P V Vasanta Kumar in Hyderabad | May 24, 2003 13:00 IST
Insurance Regulatory and Development Authority Chairman N Rangachary on Friday objected to the government's proposal to invite separate joint ventures or subsidiaries to enter pension business.
He was responding to reports that insurers will not be allowed to enter the pension funds sector on their own and entry will be permitted only via subsidiaries or joint ventures.
The IRDA chairman said it will create a conflict of interest if two regulators are going to monitor the action -- IRDA for payouts and the proposed Pensions Regulatory and Development Authority for contributions to pension schemes.
In developed countries except in Singapore, there is a single regulator for both life and pension, Rangachary said.
In India, only a life insurance company can offer an annuity, he said. "When you talk of pension, which is nothing but an annuity, insurance companies are better equipped to collect funds, accumulate them, invest them and pay out at designated dates.

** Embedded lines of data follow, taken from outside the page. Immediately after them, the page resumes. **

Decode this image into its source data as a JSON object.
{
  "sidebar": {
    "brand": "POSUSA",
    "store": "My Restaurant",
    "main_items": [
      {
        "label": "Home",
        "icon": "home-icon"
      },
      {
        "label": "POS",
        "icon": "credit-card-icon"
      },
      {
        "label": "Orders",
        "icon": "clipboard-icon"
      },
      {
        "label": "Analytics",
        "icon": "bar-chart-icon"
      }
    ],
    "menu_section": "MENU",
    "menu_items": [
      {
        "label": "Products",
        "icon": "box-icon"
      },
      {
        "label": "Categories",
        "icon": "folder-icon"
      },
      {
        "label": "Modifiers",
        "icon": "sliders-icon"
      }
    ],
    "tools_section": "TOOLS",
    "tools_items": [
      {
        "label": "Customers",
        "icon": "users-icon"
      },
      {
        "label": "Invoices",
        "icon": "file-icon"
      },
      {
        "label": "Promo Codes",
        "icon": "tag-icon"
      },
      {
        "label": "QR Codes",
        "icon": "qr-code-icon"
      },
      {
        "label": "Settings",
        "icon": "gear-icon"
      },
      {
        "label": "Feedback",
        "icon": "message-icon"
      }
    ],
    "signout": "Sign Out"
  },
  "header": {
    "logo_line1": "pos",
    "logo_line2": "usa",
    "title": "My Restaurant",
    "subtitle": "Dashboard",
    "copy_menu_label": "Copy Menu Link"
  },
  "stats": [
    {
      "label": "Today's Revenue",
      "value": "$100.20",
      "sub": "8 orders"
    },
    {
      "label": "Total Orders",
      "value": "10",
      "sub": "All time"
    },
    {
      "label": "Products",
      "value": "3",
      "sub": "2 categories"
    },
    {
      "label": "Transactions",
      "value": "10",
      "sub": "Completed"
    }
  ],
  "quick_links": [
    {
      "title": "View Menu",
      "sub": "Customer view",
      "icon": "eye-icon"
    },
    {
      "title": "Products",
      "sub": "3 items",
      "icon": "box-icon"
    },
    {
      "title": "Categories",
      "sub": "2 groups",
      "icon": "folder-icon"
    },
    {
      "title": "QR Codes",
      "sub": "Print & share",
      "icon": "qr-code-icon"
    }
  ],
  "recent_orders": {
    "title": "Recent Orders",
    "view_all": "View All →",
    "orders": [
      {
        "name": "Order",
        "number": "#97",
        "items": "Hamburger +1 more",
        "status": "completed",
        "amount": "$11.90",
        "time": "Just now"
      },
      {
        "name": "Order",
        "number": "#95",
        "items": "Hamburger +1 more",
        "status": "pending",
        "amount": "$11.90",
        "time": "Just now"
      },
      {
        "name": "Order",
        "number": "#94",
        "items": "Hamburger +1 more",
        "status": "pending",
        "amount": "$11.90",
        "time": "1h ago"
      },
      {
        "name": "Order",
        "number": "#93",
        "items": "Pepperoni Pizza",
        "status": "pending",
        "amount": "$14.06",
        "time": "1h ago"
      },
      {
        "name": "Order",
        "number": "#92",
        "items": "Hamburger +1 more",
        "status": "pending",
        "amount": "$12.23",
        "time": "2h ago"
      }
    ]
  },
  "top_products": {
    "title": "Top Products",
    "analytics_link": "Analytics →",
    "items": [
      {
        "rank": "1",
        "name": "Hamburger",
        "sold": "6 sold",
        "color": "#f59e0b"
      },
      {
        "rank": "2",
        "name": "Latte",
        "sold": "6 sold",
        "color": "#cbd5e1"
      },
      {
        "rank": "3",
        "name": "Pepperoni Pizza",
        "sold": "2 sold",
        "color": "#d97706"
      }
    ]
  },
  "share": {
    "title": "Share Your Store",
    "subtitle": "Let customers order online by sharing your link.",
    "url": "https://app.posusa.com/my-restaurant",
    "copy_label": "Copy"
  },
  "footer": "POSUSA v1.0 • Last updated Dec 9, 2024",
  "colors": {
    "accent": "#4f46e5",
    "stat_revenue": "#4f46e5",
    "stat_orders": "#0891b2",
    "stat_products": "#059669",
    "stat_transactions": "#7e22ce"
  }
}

Running a pension business involves a long time-span and requires investment expertise. The life companies proved that they have both," Rangachary said.
The pension companies need to revaluate their liabilities from time to time, match the liability and take into account the investment income, be in a position to reward their investors well, he said.
Because of the long time period involved, the new companies might find it difficult to match their investments and liabilities.
In addition to this, investors of these policies will not be content with less than average returns while the average real returns will be lower because of the various imponderables like investment norms laid down by the new authority, he said.
"If you are going to have a pension fund manager within a life company, it severely restricts his activity to accumulation, gives him enough time to invest in a manner which will enhance the return on investment.
He can invest the money in as risky an investment as the customer wants, or he can go for a whole government bonds investment or a combination.
So what will happen is you can convert these investments into a larger principal than what you get in an insurance policy. The larger the principal sum is, the larger will be the pension," he said.
"There are charges that life companies do not know how to manage their funds and they do not have investment expertise But, I would like to ask which company had as much investment as the LIC has.
All these asset management companies put together do not have even 10 per cent of the LIC's corpus, which is at Rs 2,40,000 crore (Rs 2,400 billion) and the corporation invests about Rs 30,000 crore (Rs 300 billion) afresh every year in the market," he said.